Under the baton of guest conductor Bruno Weil, the Tafelmusik Orchestra burned through a fiery reading of Beethoven’s Symphony No. 4 in B-flat Major, and an intriguing pairing, almost as a suite, of two of Beethoven’s tragic incidental pieces, his overtures to Coriolan and Egmont.
On the other hand, the pairing of water and air, music as subtlety and liquid beauty, was provided by pianist Janina Fialkowska beautifully playing an 1848 Pleyel piano, the same model Chopin himself used at the end of his life, and a chamber arrangement of his Piano Concerto No. 2 in F minor. While the Tafelmusik Orchestra was expanded to larger-than-usual size for the majesty and power of the Beethoven, it was reduced to merely 10 players for the airiness and exquisite texture of Chopin.

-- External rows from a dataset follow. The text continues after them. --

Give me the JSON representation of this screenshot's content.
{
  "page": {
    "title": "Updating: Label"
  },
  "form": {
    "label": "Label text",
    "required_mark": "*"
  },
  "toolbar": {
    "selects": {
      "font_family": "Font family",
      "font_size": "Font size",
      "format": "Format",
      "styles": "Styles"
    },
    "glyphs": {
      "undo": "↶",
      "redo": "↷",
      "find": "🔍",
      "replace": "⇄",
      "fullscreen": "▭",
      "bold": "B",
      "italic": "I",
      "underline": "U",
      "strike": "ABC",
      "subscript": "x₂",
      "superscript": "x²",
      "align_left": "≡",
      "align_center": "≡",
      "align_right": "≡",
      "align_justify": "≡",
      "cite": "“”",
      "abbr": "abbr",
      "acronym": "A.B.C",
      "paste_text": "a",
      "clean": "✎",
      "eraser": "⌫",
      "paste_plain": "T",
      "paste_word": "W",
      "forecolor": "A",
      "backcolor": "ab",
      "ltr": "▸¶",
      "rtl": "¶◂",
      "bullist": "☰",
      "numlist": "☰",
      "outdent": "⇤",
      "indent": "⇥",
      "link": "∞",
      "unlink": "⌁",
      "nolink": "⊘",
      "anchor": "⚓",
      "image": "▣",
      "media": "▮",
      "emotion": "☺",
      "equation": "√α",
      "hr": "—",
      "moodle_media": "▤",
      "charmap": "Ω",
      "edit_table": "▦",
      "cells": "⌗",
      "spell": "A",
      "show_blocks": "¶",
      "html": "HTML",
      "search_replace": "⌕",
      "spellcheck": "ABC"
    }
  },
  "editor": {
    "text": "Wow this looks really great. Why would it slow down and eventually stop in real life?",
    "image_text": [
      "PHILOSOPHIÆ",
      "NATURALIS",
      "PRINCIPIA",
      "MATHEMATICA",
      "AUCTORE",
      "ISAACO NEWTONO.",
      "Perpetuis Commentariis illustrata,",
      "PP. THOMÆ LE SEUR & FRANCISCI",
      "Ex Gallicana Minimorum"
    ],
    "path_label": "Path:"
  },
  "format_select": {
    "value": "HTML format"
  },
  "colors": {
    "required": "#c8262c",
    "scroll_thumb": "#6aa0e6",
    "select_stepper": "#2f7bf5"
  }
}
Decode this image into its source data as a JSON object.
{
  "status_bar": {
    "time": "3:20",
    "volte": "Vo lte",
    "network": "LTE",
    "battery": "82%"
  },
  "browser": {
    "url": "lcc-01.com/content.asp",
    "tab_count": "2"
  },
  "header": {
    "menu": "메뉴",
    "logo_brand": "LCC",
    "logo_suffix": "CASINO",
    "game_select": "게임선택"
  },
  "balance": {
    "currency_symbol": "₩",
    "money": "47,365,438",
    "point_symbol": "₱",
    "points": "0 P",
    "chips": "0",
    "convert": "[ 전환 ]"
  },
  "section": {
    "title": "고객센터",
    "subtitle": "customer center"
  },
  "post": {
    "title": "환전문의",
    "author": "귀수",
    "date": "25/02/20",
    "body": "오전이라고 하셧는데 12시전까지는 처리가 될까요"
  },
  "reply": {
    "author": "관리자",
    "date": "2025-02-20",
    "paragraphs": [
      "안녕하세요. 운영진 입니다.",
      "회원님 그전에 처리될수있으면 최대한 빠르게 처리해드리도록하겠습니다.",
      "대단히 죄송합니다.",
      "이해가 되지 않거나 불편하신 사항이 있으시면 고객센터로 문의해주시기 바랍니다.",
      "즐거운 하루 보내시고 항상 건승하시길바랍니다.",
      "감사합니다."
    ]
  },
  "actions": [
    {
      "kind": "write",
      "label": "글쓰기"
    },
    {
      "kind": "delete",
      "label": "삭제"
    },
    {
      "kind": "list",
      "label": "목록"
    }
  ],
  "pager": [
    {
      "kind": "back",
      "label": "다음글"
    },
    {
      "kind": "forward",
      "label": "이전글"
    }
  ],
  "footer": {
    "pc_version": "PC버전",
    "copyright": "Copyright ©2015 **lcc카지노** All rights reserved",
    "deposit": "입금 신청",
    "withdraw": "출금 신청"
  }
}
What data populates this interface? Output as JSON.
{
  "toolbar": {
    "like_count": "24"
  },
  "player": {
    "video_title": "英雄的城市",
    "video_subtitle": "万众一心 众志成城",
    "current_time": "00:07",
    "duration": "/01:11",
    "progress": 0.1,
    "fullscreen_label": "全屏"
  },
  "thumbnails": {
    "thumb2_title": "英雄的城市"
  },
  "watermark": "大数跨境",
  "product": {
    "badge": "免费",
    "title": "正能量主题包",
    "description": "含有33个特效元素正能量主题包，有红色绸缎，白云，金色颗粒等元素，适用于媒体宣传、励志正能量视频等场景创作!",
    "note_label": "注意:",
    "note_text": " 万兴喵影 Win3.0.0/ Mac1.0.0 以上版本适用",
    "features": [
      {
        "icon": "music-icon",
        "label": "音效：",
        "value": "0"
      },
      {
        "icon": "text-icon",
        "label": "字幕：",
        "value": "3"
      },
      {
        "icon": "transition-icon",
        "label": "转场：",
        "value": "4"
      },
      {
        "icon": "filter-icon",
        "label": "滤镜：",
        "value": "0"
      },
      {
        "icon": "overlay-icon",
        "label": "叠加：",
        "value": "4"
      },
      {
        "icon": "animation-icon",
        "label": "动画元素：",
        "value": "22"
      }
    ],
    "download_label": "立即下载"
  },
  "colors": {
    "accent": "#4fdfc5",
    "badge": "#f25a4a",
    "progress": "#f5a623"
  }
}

The series of ovations that Fialkowska received at concerto’s end must have been rewarding to this gentle and generous artist, who has battled and beaten a severe cancer that threatened not only her career, but her life, and who is now experiencing a renaissance in her professional world, with awards and honours everywhere she looks. The reception she got at the end of the first half of the concert was only matched by that received by the orchestra at the end of the second. After close to an hour of the most stirring Beethoven, the audience wildly applauded Bruno Weil, who appeared for one, then a second curtain call. The applause, as it does, eventually died down, generally the cue for patrons to gather up their belongings and make their way out of the theatre.
But Thursday night’s audience just stayed put, unwilling or unable to leave. Not applauding, just sitting in their seats. Stunned, hoping for more, reluctant to re-enter the world of Bloor Street – who knows? Maybe all three. Eventually, the orchestra members themselves started to depart, and so, finally, did the audience. I’ve never quite seen anything like it. I can’t imagine a more glowing a testament to the evening of fine music-making that we had just witnessed.


Koerner Hall